This is not cop TV drama. It’s a modern day attempt to present something equivalent to Greek Tragedy. It’s different from Shakespearean tragedy. Shakespearean tragedy reveled more in its language than the “pity and terror” the Greeks wanted us to experience. Pizzolatto is the Sophocles of HBO
That big Blue Moon up there tonight. Second full moon in July. So bright. Makes the sky look blacker than usual. Darker, colder. Go out and look at it. You feel something. Something that our prehistoric ancestors felt, only more strongly. For them, when the moon shone like that, it was time to get back in the cave. Get out of that bright light. There were things out there, ready to pounce. You had to hide until daylight.
And maybe a million years later a blind man sat on the porch of his house with a guitar and sang a song. A song inspired by that same primordial feeling the cave man felt. That twinge of fear and the need for something to make you feel safe.Or if not safe at least a feeling that there’s something more out there than the darkness and that bright, bright moon shining down. And maybe it sounded like this.
My initial concerns regarding True Detective Season 2, as expressed in the previous blog, HOW GOLDEN IS THE NEW GOLDEN AGE OF TV, reasserted themselves with last night’s episode #6, Church in Ruins. While the HBO cable series is delivering a first class murder mystery/conspiracy tale that seems to involve all the corrupt powers that be in the town of Vinci, Calif., it is being sabotaged by the soap opera format, which is the current rage in television series writing.
The development of a vast plot involving almost all the characters delivers what was missing in Season 1, which promised more than it delivered. In this season we have a nice, sordid tale of money, power, corruption and pure evil, and I expect the end will be more satisfying than the end of the first season. But the over-sized cast of characters, with all their own individual stories and backstories is becoming too confusing.
Episode 6 veered from one set of characters to another so often, in some cases bringing in new characters, or bringing back characters from earlier episodes that you barely remembered that you needed a scorecard to keep track of what was going on. It’s distracting and undermining the tension that writer Nic Pizolatto is building up for the big finish.
All the scenes with Vince Vaughn are played much too slowly. Is it him? The direction? The staring contest between he and Colin Farrell was actually enough to put you to sleep.
One huge plus was the scene at the orgy with Rachel McAdams. Not that it was believable at all. But the background score reminded me of Jerry Fielding and some of the lush, nightmarish music he wrote for Sam Peckinpah films. Maybe that’s what’s lacking– a director with the blood instinct of a Peckinpah.
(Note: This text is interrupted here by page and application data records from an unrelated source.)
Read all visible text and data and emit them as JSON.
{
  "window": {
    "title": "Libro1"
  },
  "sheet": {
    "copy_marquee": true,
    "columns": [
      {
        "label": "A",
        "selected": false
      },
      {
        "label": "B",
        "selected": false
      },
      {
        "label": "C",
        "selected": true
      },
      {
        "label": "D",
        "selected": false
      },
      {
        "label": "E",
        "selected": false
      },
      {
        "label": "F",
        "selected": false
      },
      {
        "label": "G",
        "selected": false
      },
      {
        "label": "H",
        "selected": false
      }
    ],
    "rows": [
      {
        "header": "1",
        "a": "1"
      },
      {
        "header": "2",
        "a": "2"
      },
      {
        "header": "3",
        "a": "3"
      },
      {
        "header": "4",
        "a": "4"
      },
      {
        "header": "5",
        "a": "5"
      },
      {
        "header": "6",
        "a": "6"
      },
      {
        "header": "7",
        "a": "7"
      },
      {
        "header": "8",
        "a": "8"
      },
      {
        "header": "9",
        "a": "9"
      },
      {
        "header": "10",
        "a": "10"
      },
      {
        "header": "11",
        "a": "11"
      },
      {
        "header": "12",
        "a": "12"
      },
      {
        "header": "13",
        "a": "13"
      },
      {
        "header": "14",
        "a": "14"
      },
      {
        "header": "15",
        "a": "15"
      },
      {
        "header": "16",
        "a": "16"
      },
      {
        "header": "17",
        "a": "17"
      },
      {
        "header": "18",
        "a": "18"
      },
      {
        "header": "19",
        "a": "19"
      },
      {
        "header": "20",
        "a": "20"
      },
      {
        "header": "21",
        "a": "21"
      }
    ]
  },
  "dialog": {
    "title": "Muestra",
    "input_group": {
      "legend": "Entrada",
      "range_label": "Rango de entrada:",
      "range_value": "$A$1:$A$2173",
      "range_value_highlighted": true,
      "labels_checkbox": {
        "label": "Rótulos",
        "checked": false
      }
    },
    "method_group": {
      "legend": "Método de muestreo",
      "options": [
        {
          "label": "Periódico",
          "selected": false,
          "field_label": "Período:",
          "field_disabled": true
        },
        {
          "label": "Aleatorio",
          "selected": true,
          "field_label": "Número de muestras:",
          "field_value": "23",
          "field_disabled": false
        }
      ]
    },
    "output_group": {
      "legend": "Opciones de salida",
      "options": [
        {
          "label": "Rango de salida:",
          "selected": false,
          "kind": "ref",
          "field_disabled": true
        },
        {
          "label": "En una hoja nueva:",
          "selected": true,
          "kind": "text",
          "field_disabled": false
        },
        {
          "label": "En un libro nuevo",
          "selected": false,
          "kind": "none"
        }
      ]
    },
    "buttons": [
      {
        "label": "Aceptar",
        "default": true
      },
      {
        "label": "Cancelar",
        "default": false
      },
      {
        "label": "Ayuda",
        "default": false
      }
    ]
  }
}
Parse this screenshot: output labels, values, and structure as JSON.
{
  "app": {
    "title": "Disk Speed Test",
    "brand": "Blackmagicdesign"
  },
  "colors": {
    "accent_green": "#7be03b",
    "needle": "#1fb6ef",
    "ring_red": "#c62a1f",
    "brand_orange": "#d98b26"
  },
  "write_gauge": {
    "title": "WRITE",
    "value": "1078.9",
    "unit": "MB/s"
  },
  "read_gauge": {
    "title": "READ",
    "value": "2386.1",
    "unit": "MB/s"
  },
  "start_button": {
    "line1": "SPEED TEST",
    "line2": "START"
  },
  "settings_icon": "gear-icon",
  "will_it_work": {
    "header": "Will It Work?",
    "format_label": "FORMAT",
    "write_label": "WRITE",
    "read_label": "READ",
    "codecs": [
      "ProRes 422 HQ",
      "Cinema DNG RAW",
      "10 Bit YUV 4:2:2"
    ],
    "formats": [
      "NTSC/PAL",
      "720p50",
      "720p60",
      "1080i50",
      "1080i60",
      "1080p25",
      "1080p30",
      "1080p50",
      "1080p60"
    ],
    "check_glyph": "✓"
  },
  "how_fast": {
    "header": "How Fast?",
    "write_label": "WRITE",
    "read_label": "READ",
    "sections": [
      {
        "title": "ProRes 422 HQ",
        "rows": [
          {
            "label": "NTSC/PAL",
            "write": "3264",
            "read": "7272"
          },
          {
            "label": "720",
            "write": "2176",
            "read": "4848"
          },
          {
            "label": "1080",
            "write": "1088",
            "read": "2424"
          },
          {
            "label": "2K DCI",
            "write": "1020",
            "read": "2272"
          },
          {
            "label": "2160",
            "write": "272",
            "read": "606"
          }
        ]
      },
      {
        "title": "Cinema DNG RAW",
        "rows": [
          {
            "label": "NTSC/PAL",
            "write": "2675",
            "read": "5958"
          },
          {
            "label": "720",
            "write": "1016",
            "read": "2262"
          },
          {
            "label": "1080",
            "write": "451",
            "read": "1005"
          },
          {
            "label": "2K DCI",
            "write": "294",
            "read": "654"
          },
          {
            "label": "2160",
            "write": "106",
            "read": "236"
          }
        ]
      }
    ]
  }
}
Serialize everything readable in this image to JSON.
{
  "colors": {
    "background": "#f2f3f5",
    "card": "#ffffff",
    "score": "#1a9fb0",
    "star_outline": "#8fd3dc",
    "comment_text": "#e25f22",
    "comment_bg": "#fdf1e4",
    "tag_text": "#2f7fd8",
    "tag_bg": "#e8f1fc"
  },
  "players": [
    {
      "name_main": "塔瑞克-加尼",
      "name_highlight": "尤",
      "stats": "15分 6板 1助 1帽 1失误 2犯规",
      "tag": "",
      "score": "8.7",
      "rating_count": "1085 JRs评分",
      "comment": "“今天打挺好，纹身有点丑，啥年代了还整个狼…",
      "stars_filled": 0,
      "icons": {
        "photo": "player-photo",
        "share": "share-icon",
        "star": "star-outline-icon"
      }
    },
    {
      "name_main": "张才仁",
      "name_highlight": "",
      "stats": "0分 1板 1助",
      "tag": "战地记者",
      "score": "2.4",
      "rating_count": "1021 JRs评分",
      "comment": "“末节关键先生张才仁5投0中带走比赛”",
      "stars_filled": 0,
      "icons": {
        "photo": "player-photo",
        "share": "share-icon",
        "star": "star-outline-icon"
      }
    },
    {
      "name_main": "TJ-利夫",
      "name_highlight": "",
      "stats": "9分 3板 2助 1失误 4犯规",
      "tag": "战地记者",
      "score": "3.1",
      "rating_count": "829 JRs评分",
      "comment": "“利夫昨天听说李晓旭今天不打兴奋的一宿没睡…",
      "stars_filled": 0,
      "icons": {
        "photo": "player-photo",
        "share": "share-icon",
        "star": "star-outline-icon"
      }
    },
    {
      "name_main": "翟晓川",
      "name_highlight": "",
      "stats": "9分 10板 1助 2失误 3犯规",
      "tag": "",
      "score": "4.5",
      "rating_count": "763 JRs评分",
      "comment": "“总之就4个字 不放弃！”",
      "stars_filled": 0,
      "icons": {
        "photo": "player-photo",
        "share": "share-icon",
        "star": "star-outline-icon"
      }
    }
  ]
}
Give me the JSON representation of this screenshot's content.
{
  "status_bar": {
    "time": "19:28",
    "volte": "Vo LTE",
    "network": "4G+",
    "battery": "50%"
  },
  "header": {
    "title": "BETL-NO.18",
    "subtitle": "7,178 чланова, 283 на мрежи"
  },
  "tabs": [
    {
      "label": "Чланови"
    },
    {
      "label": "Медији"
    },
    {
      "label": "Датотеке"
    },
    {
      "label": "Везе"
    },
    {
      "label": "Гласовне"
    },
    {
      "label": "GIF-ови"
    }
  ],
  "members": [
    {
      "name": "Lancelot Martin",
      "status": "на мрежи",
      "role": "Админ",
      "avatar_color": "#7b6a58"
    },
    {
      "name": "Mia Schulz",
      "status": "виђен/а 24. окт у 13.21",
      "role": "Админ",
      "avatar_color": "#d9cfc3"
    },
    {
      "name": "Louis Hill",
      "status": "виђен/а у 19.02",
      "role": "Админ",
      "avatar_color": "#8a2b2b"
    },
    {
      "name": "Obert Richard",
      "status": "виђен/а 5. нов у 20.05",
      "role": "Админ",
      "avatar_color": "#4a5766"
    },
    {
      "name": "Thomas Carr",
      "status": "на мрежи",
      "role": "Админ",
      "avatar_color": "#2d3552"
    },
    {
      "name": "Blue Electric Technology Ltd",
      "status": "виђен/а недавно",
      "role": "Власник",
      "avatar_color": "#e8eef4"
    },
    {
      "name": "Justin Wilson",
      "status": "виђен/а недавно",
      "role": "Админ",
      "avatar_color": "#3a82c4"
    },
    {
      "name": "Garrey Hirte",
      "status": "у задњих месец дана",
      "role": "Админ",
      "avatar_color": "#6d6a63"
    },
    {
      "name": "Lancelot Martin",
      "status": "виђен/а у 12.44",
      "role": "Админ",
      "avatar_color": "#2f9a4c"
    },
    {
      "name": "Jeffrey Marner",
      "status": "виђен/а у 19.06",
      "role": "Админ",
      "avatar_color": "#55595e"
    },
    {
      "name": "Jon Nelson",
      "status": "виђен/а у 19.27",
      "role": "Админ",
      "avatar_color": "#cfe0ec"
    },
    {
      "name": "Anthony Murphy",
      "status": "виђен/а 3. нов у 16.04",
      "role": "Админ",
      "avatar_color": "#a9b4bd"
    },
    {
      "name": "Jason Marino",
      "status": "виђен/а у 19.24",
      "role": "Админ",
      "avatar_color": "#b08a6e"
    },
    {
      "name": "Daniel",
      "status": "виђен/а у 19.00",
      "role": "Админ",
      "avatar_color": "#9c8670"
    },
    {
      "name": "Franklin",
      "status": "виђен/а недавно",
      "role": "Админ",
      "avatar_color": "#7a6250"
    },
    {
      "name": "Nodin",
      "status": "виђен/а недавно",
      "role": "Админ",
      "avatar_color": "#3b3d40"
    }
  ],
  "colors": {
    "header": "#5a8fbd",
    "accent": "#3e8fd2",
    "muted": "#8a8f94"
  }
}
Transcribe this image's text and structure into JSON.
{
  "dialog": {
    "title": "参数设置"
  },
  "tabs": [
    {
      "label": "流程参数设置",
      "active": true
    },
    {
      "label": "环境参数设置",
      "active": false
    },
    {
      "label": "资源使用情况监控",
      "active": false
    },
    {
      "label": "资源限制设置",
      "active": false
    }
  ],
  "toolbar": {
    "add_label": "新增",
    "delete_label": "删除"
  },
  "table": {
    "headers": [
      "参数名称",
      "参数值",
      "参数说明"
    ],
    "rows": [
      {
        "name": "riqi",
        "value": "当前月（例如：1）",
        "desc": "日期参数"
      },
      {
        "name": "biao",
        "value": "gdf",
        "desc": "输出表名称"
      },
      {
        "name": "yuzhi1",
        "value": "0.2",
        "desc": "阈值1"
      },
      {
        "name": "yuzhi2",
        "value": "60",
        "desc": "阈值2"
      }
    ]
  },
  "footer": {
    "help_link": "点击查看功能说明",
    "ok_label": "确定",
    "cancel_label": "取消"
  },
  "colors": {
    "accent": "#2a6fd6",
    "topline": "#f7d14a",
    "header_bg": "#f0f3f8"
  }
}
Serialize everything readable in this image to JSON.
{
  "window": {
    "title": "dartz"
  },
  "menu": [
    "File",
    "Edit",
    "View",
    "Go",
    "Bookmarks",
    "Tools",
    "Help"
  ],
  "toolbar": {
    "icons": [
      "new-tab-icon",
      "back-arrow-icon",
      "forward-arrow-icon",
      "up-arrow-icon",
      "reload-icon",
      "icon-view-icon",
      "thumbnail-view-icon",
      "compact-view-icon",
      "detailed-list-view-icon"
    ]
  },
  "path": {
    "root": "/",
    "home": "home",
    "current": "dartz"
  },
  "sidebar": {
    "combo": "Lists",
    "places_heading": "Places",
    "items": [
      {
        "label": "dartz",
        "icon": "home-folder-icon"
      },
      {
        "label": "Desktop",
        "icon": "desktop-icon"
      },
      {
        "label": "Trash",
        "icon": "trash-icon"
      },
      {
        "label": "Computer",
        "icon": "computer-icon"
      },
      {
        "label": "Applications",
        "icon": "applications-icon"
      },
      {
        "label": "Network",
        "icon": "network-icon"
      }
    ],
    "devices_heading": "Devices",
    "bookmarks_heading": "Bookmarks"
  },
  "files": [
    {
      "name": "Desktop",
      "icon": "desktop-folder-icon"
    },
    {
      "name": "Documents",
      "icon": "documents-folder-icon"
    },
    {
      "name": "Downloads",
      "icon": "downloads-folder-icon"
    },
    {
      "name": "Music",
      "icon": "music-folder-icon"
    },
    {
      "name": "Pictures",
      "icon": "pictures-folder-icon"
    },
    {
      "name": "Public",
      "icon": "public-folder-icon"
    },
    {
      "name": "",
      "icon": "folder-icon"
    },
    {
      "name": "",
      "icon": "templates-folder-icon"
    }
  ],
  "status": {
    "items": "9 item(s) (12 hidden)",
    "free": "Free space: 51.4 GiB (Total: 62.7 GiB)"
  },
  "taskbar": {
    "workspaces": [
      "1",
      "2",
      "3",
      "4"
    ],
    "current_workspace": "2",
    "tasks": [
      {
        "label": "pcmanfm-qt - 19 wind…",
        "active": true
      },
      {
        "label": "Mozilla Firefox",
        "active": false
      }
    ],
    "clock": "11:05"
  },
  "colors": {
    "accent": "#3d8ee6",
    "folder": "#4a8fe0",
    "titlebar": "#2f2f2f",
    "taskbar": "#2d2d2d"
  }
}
Sam would have known how to ratchet up the tension in the kitchen scene at least.
Nevertheless, regardless of these criticisms, Season 2 is still must see TV. That’s how I see it. Feel free to comment.